Start of Input data
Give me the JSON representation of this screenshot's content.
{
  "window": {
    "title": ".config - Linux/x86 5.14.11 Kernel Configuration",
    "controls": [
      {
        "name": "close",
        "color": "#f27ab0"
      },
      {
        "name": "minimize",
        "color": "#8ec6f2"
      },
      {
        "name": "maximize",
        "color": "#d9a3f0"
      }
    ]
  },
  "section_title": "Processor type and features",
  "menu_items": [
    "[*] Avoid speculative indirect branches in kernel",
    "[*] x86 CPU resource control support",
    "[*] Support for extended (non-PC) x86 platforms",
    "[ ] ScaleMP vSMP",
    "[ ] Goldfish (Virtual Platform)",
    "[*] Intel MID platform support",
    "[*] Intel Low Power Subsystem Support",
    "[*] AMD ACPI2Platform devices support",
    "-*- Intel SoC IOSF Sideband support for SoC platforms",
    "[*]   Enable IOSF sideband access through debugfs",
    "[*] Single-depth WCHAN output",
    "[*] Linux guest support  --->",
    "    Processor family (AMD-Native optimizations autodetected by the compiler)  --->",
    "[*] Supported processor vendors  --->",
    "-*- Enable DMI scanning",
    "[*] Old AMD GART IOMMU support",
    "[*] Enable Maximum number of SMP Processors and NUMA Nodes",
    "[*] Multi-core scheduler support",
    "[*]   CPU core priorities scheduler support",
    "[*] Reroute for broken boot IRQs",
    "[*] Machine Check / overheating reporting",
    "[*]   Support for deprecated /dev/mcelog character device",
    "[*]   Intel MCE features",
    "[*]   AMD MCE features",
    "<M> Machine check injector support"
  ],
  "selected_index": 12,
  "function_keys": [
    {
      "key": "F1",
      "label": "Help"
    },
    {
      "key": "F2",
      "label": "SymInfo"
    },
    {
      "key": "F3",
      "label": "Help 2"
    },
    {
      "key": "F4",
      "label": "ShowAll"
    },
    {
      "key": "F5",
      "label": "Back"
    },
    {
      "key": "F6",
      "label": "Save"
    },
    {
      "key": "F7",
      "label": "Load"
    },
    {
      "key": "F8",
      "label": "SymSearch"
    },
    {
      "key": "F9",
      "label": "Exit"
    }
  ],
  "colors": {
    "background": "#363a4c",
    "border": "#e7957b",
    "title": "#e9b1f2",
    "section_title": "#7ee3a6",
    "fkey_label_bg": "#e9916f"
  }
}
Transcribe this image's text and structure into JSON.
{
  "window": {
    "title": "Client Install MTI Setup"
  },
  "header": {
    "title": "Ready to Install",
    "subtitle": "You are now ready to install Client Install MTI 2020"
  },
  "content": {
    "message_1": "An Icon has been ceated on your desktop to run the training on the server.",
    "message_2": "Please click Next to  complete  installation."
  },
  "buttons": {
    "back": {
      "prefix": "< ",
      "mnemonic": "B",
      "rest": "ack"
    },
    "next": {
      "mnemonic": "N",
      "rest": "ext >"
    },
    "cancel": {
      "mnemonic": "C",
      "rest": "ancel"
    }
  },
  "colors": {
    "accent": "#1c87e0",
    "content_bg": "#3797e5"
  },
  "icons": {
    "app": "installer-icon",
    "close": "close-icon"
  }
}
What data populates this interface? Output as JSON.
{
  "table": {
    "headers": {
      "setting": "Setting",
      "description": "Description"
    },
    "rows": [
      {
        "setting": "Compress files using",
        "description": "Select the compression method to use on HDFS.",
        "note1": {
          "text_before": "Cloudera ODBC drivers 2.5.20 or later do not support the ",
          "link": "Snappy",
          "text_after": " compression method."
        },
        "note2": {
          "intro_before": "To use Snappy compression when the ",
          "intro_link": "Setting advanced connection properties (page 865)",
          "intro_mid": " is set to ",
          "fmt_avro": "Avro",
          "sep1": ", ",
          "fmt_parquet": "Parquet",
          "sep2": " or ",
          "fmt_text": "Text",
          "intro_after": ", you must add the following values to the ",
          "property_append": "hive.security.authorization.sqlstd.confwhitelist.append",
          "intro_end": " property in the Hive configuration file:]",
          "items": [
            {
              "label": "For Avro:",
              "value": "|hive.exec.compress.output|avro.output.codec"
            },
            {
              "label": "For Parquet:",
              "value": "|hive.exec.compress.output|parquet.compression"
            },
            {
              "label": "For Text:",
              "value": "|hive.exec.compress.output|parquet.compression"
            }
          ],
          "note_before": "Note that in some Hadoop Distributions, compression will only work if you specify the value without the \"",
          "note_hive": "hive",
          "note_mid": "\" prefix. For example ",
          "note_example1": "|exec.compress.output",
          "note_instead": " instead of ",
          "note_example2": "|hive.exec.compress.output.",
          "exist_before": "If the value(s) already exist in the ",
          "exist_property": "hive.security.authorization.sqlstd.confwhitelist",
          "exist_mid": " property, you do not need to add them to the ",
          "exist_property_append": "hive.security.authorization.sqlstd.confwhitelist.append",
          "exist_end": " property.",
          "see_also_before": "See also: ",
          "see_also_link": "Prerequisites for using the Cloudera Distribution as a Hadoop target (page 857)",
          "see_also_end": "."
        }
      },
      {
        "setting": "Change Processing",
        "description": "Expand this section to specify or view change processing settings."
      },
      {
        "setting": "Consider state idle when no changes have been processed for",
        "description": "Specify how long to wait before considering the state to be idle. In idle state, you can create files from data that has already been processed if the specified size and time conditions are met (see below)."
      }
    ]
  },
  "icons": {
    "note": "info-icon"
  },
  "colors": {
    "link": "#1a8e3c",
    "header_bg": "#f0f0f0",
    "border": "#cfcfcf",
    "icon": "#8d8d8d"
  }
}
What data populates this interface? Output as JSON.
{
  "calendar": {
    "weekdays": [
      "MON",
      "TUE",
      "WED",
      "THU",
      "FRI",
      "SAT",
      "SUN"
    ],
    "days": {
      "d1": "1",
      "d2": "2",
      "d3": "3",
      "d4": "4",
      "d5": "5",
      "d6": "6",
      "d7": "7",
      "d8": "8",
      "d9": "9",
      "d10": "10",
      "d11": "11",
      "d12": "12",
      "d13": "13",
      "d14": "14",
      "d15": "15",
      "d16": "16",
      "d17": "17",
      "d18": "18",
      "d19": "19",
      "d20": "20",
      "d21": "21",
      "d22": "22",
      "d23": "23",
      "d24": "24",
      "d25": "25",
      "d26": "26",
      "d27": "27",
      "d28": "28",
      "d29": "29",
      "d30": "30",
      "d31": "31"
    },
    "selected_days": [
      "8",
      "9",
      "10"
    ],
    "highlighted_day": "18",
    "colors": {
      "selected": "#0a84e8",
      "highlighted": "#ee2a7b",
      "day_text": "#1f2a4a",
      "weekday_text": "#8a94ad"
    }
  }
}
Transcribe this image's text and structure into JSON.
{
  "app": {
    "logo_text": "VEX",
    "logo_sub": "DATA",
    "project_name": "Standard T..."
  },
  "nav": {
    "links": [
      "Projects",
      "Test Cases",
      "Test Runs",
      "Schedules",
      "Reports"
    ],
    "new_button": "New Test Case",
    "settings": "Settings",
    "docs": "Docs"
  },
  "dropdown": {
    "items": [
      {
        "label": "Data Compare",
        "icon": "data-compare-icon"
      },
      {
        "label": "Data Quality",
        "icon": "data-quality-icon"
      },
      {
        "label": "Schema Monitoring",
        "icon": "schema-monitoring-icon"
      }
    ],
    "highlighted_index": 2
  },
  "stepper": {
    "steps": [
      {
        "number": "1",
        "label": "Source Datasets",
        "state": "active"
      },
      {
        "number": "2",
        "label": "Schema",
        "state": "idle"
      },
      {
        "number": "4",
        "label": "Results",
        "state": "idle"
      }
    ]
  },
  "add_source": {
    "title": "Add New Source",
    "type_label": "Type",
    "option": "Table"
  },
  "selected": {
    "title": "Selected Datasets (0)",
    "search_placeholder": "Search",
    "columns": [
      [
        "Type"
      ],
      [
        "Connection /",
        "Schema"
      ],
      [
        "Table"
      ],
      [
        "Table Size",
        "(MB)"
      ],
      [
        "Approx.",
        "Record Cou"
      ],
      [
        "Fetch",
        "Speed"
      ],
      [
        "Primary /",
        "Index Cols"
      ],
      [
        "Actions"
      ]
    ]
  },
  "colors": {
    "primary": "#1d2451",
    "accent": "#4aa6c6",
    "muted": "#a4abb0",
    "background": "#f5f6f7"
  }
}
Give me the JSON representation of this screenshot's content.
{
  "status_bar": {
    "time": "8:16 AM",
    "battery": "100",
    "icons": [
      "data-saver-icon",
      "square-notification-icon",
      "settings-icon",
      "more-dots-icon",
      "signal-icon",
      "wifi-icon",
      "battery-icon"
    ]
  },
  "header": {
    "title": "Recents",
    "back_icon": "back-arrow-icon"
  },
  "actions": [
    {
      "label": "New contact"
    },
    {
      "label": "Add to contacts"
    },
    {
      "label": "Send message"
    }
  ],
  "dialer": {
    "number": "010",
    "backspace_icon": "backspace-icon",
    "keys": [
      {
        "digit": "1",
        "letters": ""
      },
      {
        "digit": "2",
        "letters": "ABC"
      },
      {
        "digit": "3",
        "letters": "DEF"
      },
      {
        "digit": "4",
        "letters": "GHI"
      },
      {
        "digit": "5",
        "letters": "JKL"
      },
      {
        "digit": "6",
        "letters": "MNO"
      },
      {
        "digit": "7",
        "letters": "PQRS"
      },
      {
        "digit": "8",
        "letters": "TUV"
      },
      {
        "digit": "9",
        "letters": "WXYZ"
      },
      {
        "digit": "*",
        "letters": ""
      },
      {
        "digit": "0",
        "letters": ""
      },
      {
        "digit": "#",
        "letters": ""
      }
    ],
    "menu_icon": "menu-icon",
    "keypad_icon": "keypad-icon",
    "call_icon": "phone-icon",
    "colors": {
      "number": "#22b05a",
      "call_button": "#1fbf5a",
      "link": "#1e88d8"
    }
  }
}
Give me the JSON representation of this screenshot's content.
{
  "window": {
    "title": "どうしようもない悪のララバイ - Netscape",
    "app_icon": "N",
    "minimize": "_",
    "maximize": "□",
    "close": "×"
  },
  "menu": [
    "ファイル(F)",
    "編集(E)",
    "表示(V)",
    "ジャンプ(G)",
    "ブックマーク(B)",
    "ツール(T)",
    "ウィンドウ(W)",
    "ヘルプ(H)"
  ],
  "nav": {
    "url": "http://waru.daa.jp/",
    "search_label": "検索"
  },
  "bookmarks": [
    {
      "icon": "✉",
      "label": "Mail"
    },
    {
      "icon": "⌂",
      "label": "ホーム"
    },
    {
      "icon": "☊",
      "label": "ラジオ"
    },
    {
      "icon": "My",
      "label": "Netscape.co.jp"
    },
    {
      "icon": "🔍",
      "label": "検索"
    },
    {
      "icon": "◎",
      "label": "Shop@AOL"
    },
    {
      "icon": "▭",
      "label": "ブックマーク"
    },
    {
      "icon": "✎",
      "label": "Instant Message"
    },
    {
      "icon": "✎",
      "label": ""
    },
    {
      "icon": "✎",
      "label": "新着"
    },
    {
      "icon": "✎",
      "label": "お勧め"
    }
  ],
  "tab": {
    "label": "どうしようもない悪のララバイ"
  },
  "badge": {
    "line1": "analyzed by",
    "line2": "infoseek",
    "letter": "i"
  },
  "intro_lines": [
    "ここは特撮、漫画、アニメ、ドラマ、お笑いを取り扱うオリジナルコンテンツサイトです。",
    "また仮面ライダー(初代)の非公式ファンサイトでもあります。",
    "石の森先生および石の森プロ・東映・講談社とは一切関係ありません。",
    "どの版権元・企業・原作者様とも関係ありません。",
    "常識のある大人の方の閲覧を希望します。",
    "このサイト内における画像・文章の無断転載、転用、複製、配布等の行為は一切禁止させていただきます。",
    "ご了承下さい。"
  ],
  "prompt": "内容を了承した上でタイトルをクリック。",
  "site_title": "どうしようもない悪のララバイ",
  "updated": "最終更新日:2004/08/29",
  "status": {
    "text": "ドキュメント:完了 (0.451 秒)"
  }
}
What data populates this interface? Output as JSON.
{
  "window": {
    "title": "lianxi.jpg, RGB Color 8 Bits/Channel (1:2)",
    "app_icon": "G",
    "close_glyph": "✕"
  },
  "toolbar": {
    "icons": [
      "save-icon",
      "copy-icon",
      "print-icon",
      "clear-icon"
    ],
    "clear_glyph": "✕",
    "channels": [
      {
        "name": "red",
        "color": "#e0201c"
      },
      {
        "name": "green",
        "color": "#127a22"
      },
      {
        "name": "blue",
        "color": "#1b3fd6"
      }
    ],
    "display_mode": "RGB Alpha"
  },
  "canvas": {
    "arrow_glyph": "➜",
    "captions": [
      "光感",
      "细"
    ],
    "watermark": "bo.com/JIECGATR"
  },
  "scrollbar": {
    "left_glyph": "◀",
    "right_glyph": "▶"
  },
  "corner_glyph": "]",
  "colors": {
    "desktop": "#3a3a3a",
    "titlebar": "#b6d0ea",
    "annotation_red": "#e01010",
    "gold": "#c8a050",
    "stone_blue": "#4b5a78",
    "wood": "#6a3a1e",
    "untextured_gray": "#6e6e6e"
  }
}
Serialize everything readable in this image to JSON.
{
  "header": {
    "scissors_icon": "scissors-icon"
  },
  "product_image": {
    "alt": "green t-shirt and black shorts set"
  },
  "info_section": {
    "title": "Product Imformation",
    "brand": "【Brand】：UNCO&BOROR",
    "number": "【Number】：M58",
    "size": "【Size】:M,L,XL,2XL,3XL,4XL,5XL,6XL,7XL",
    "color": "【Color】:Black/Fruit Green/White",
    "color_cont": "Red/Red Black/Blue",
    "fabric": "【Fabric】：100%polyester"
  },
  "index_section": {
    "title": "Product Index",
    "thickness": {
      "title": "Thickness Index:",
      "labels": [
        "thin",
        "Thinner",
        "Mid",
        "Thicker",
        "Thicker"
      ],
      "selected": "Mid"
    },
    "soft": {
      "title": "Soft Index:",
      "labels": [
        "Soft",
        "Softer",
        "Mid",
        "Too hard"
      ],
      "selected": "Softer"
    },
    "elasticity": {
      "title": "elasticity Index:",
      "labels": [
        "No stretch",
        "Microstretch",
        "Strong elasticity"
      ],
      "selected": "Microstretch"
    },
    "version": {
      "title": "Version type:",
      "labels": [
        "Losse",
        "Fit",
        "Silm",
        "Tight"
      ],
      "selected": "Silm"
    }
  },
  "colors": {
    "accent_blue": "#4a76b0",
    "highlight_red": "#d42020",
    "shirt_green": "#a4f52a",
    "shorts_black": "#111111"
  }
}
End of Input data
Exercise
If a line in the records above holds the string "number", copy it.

Solution for this problem
    "[*] Enable Maximum number of SMP Processors and NUMA Nodes",
        "number": "1",
        "number": "2",
        "number": "4",
    "number": "010",
      "number": "#22b05a",
    "number": "【Number】：M58",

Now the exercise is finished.